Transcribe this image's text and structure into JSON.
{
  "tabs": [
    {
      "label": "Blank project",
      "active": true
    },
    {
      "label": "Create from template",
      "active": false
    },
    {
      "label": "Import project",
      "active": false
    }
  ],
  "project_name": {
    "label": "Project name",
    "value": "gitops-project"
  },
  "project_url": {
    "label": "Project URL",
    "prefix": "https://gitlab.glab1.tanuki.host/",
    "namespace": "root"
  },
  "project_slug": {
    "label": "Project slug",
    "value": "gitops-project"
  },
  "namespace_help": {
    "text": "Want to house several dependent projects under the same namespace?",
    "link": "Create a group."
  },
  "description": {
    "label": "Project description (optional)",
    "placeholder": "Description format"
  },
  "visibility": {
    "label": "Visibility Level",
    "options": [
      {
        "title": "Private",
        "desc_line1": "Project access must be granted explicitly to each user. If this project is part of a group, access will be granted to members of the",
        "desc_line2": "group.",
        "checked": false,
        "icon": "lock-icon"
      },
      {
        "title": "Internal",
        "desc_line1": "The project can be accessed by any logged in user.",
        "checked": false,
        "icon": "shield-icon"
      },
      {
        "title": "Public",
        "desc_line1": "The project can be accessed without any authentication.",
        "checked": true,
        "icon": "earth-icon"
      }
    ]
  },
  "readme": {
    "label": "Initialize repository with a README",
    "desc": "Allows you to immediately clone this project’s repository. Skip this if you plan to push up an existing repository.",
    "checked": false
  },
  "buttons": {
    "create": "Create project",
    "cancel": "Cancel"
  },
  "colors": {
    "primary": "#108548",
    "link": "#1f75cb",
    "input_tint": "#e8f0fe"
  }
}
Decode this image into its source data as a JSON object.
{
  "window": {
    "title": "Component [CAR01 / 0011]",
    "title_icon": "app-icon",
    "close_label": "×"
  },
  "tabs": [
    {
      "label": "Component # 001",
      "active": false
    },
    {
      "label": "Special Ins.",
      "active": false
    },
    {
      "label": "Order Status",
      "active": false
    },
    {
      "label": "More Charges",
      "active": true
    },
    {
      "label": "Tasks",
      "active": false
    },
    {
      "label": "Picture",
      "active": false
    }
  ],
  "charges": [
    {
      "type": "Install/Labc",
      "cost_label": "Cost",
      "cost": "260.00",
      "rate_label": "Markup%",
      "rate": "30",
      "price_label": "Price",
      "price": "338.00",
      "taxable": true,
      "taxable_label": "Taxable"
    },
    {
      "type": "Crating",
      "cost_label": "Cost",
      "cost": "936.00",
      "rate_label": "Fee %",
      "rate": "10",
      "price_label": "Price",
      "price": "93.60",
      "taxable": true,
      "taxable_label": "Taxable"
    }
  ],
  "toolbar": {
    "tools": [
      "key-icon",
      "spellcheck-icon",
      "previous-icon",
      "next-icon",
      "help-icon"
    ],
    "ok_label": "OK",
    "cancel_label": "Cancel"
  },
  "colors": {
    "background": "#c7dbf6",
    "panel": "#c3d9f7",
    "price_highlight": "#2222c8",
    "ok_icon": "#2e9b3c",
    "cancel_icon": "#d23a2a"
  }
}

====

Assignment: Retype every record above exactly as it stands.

Expected answer:
Transcribe this image's text and structure into JSON.
{
  "tabs": [
    {
      "label": "Blank project",
      "active": true
    },
    {
      "label": "Create from template",
      "active": false
    },
    {
      "label": "Import project",
      "active": false
    }
  ],
  "project_name": {
    "label": "Project name",
    "value": "gitops-project"
  },
  "project_url": {
    "label": "Project URL",
    "prefix": "https://gitlab.glab1.tanuki.host/",
    "namespace": "root"
  },
  "project_slug": {
    "label": "Project slug",
    "value": "gitops-project"
  },
  "namespace_help": {
    "text": "Want to house several dependent projects under the same namespace?",
    "link": "Create a group."
  },
  "description": {
    "label": "Project description (optional)",
    "placeholder": "Description format"
  },
  "visibility": {
    "label": "Visibility Level",
    "options": [
      {
        "title": "Private",
        "desc_line1": "Project access must be granted explicitly to each user. If this project is part of a group, access will be granted to members of the",
        "desc_line2": "group.",
        "checked": false,
        "icon": "lock-icon"
      },
      {
        "title": "Internal",
        "desc_line1": "The project can be accessed by any logged in user.",
        "checked": false,
        "icon": "shield-icon"
      },
      {
        "title": "Public",
        "desc_line1": "The project can be accessed without any authentication.",
        "checked": true,
        "icon": "earth-icon"
      }
    ]
  },
  "readme": {
    "label": "Initialize repository with a README",
    "desc": "Allows you to immediately clone this project’s repository. Skip this if you plan to push up an existing repository.",
    "checked": false
  },
  "buttons": {
    "create": "Create project",
    "cancel": "Cancel"
  },
  "colors": {
    "primary": "#108548",
    "link": "#1f75cb",
    "input_tint": "#e8f0fe"
  }
}
Decode this image into its source data as a JSON object.
{
  "window": {
    "title": "Component [CAR01 / 0011]",
    "title_icon": "app-icon",
    "close_label": "×"
  },
  "tabs": [
    {
      "label": "Component # 001",
      "active": false
    },
    {
      "label": "Special Ins.",
      "active": false
    },
    {
      "label": "Order Status",
      "active": false
    },
    {
      "label": "More Charges",
      "active": true
    },
    {
      "label": "Tasks",
      "active": false
    },
    {
      "label": "Picture",
      "active": false
    }
  ],
  "charges": [
    {
      "type": "Install/Labc",
      "cost_label": "Cost",
      "cost": "260.00",
      "rate_label": "Markup%",
      "rate": "30",
      "price_label": "Price",
      "price": "338.00",
      "taxable": true,
      "taxable_label": "Taxable"
    },
    {
      "type": "Crating",
      "cost_label": "Cost",
      "cost": "936.00",
      "rate_label": "Fee %",
      "rate": "10",
      "price_label": "Price",
      "price": "93.60",
      "taxable": true,
      "taxable_label": "Taxable"
    }
  ],
  "toolbar": {
    "tools": [
      "key-icon",
      "spellcheck-icon",
      "previous-icon",
      "next-icon",
      "help-icon"
    ],
    "ok_label": "OK",
    "cancel_label": "Cancel"
  },
  "colors": {
    "background": "#c7dbf6",
    "panel": "#c3d9f7",
    "price_highlight": "#2222c8",
    "ok_icon": "#2e9b3c",
    "cancel_icon": "#d23a2a"
  }
}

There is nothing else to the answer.